In People v. Clark, the Supreme Court today resolves a split in Court of Appeal opinions about interpreting amendments to a gang enhancement statute — Penal Code section 186.22 — made by Assembly Bill No. 333 (Stats. 2021, ch. 699). The amendments, with less than clear language that has taken up a not insubstantial amount of space on the court’s docket, narrowed the circumstances under which the gang enhancement could be imposed.

The court’s unanimous opinion by Justice Leondra Kruger holds the multiple offenses that constitute a “pattern of criminal gang activity” necessary to trigger the enhancement can be “committed by individual gang members acting alone” and need not, as some appellate courts had ruled, be “committed in concert with other gang members.”

The opinion also concludes, however, that proving the existence of a gang “requires a nexus between the individual predicate offenses and the gang as an organized, collective enterprise. This organizational nexus requirement is satisfied by showing a connection between the predicate offenses and the organizational structure, primary activities, or common goals and principles of the gang.”
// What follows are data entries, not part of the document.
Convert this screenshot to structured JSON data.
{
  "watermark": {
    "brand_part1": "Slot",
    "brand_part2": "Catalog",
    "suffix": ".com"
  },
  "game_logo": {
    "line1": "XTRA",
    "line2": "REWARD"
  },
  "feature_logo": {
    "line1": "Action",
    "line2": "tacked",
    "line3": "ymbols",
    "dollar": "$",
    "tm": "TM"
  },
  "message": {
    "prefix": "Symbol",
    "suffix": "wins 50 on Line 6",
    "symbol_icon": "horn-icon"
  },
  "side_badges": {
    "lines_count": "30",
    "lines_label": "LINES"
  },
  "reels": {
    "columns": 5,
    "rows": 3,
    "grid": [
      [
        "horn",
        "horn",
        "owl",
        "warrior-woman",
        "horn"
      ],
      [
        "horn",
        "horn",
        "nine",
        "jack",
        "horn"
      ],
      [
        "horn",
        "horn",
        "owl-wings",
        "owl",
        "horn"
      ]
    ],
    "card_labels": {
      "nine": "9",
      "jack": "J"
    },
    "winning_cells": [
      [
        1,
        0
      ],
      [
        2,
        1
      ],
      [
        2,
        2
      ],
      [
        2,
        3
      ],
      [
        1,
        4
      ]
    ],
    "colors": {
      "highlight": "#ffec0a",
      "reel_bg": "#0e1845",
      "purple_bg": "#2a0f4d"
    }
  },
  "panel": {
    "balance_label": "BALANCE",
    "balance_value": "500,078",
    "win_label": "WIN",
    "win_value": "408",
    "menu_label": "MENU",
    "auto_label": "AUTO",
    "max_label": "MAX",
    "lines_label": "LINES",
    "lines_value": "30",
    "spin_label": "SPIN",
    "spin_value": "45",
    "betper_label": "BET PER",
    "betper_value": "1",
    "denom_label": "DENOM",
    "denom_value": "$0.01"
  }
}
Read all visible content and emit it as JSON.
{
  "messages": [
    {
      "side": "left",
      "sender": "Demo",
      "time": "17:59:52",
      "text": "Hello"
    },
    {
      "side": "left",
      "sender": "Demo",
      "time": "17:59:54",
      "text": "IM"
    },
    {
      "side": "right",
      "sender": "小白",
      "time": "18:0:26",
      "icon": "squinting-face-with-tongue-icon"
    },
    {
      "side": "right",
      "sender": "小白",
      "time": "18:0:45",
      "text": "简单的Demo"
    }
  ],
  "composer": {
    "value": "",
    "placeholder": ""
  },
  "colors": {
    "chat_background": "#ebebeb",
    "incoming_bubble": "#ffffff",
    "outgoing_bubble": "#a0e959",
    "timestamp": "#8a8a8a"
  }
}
The court reverses the Fourth District, Division Two, Court of Appeal partially published opinion. It also disapproves the First District, Division Three, decision in Rodas-Gramajo v. Superior Court (2023) 92 Cal.App.5th 656, the Second District, Division Seven, decision in People v. Delgado (2022) 74 Cal.App.5th 1067, and the Second District, Division Eight, opinion in People v. Lopez (2021) 73 Cal.App.5th 327. The Supreme Court denied review in Rodas-GramajoDelgado, and in Lopez.